» WHAT THE EXERCISE ASKS
Your task is to copy every line below that contains the word "icon".

*** DATASET ENTRIES ***

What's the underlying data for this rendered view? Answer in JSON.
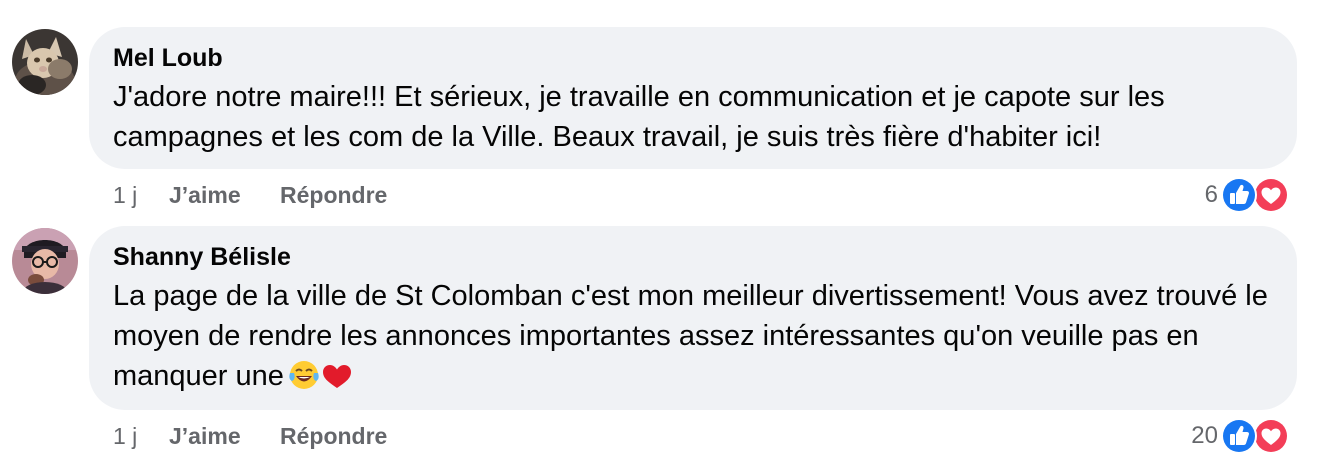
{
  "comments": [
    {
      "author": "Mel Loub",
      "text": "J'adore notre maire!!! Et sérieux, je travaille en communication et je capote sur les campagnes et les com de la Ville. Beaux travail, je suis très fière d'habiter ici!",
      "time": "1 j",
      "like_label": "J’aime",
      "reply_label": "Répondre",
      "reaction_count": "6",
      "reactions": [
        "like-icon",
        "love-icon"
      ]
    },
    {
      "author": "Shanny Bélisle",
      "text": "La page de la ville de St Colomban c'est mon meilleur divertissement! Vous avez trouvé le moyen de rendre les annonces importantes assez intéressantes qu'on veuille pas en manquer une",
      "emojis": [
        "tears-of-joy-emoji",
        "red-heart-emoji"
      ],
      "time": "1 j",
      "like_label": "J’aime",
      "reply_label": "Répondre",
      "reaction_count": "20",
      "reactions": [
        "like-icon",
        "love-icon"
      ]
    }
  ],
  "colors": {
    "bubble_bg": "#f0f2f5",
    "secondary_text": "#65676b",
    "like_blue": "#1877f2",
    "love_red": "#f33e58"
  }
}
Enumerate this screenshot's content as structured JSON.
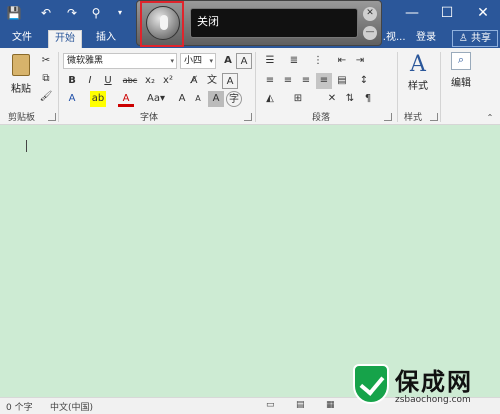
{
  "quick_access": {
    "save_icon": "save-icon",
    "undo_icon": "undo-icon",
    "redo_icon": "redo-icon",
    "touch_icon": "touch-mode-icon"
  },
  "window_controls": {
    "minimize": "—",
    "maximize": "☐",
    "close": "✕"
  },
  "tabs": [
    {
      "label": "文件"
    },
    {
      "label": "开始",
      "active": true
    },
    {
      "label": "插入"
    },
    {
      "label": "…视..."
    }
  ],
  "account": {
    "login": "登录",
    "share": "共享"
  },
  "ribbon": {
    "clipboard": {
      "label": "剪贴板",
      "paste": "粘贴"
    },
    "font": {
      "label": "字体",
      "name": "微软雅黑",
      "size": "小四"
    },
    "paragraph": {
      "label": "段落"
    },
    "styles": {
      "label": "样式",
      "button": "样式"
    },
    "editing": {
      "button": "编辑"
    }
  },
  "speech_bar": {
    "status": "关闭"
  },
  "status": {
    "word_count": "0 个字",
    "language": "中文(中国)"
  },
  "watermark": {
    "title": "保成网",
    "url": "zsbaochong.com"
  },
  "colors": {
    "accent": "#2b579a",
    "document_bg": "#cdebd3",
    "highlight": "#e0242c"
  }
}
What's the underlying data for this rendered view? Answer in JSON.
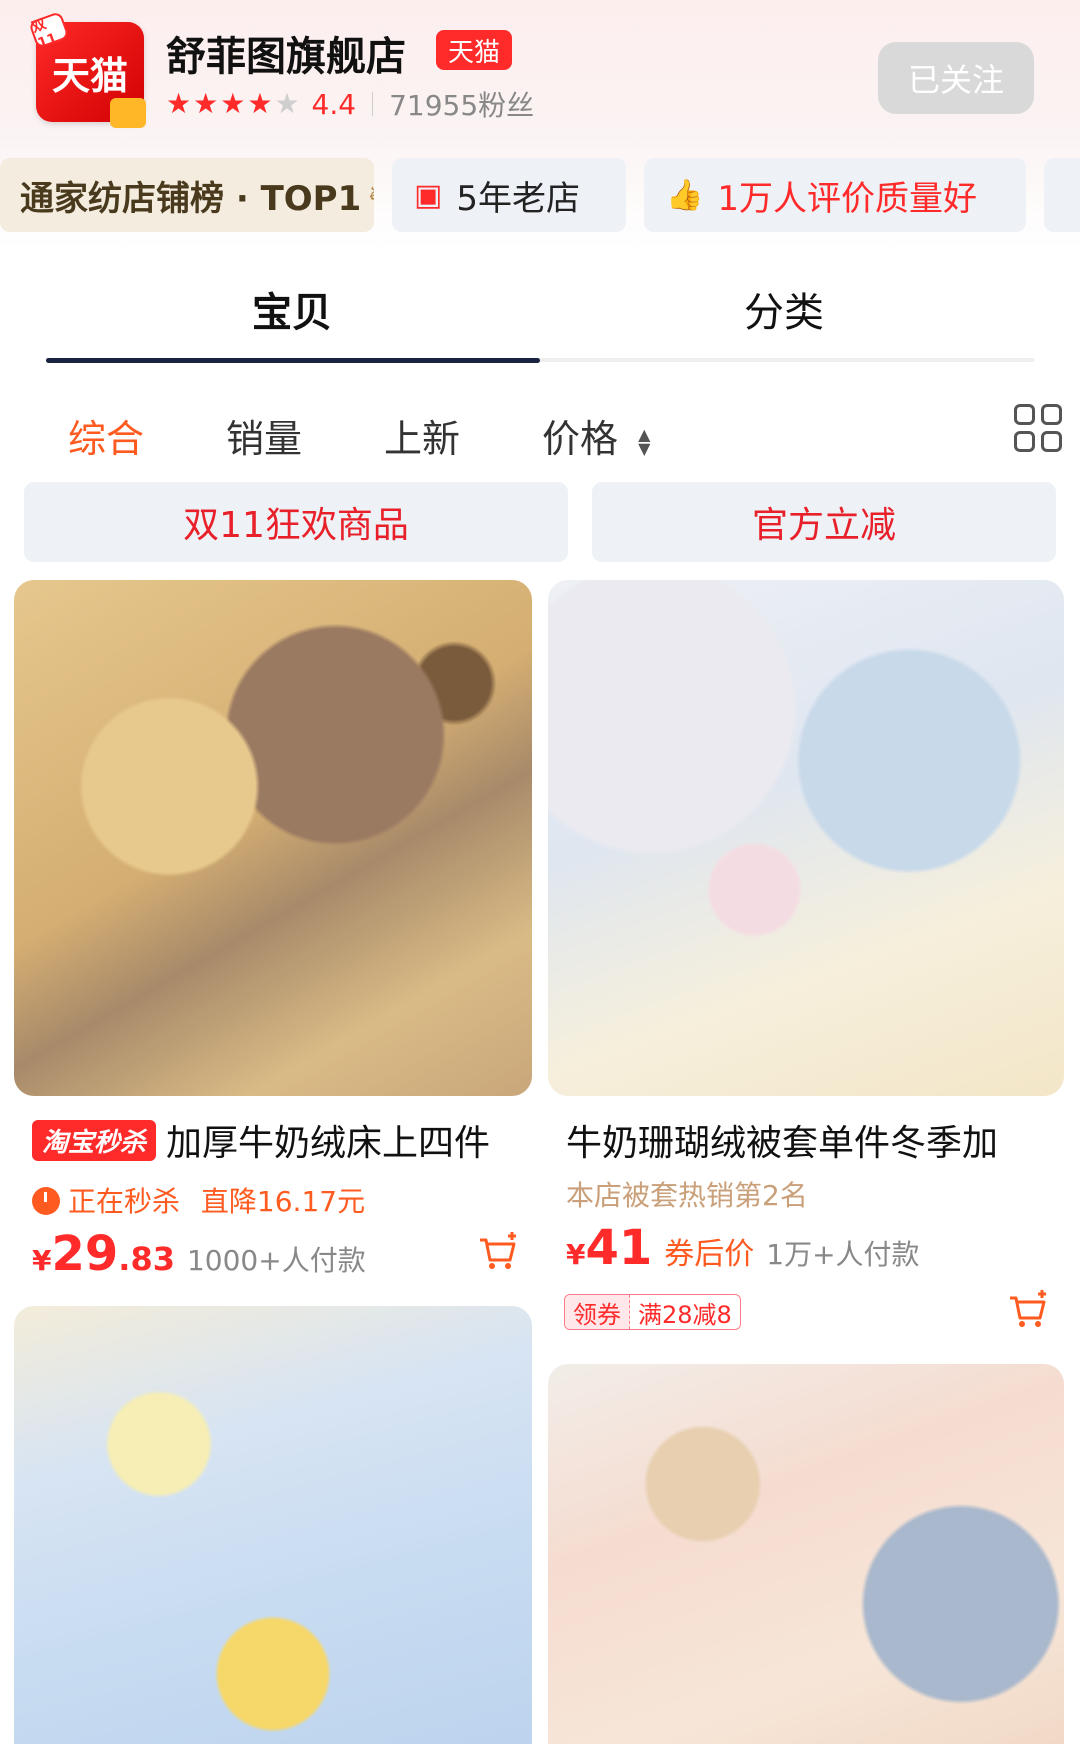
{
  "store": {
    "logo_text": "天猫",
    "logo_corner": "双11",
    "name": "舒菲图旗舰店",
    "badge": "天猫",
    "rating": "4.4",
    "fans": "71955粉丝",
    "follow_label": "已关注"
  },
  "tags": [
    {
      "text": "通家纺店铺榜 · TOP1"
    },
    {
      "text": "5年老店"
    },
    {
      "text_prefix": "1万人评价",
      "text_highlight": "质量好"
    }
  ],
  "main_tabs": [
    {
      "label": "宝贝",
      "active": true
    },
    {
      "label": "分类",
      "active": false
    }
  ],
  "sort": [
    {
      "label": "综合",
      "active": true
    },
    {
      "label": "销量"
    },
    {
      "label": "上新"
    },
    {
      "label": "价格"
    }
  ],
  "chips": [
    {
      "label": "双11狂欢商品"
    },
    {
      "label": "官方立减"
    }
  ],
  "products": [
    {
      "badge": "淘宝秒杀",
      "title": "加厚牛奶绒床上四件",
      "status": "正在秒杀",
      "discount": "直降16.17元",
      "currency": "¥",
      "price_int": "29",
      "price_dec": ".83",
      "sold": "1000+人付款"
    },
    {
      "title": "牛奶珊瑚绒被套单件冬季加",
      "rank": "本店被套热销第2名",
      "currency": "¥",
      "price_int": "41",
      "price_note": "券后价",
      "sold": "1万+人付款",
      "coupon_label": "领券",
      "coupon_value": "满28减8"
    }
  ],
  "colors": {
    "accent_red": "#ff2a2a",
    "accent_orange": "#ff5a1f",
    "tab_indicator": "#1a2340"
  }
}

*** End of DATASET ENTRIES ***

» OUTPUT OF THE TASK
        "like-icon",
        "love-icon"
        "like-icon",
        "love-icon"
    "save_icon": "save-icon",
    "undo_icon": "undo-icon",
    "redo_icon": "redo-icon",
    "touch_icon": "touch-mode-icon"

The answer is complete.